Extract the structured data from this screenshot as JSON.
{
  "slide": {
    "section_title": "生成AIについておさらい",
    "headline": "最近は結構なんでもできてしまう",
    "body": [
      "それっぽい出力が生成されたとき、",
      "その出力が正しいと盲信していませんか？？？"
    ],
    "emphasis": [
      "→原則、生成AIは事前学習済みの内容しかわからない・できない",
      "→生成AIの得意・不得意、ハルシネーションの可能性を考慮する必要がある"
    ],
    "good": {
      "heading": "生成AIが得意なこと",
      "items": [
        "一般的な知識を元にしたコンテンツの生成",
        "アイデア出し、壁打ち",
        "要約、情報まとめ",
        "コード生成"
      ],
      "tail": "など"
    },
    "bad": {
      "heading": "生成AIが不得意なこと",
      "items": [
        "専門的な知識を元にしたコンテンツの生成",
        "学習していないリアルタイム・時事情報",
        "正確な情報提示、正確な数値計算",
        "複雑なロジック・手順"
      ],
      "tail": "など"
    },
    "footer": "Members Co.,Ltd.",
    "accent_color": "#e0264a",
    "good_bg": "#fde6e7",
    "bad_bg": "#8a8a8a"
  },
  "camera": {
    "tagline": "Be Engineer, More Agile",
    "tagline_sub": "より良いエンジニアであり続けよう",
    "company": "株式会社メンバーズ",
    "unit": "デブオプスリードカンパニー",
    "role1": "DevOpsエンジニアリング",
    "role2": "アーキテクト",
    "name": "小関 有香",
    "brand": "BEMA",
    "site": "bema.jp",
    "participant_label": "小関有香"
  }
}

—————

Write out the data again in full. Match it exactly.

> **WRITTEN RESPONSE**
Extract the structured data from this screenshot as JSON.
{
  "slide": {
    "section_title": "生成AIについておさらい",
    "headline": "最近は結構なんでもできてしまう",
    "body": [
      "それっぽい出力が生成されたとき、",
      "その出力が正しいと盲信していませんか？？？"
    ],
    "emphasis": [
      "→原則、生成AIは事前学習済みの内容しかわからない・できない",
      "→生成AIの得意・不得意、ハルシネーションの可能性を考慮する必要がある"
    ],
    "good": {
      "heading": "生成AIが得意なこと",
      "items": [
        "一般的な知識を元にしたコンテンツの生成",
        "アイデア出し、壁打ち",
        "要約、情報まとめ",
        "コード生成"
      ],
      "tail": "など"
    },
    "bad": {
      "heading": "生成AIが不得意なこと",
      "items": [
        "専門的な知識を元にしたコンテンツの生成",
        "学習していないリアルタイム・時事情報",
        "正確な情報提示、正確な数値計算",
        "複雑なロジック・手順"
      ],
      "tail": "など"
    },
    "footer": "Members Co.,Ltd.",
    "accent_color": "#e0264a",
    "good_bg": "#fde6e7",
    "bad_bg": "#8a8a8a"
  },
  "camera": {
    "tagline": "Be Engineer, More Agile",
    "tagline_sub": "より良いエンジニアであり続けよう",
    "company": "株式会社メンバーズ",
    "unit": "デブオプスリードカンパニー",
    "role1": "DevOpsエンジニアリング",
    "role2": "アーキテクト",
    "name": "小関 有香",
    "brand": "BEMA",
    "site": "bema.jp",
    "participant_label": "小関有香"
  }
}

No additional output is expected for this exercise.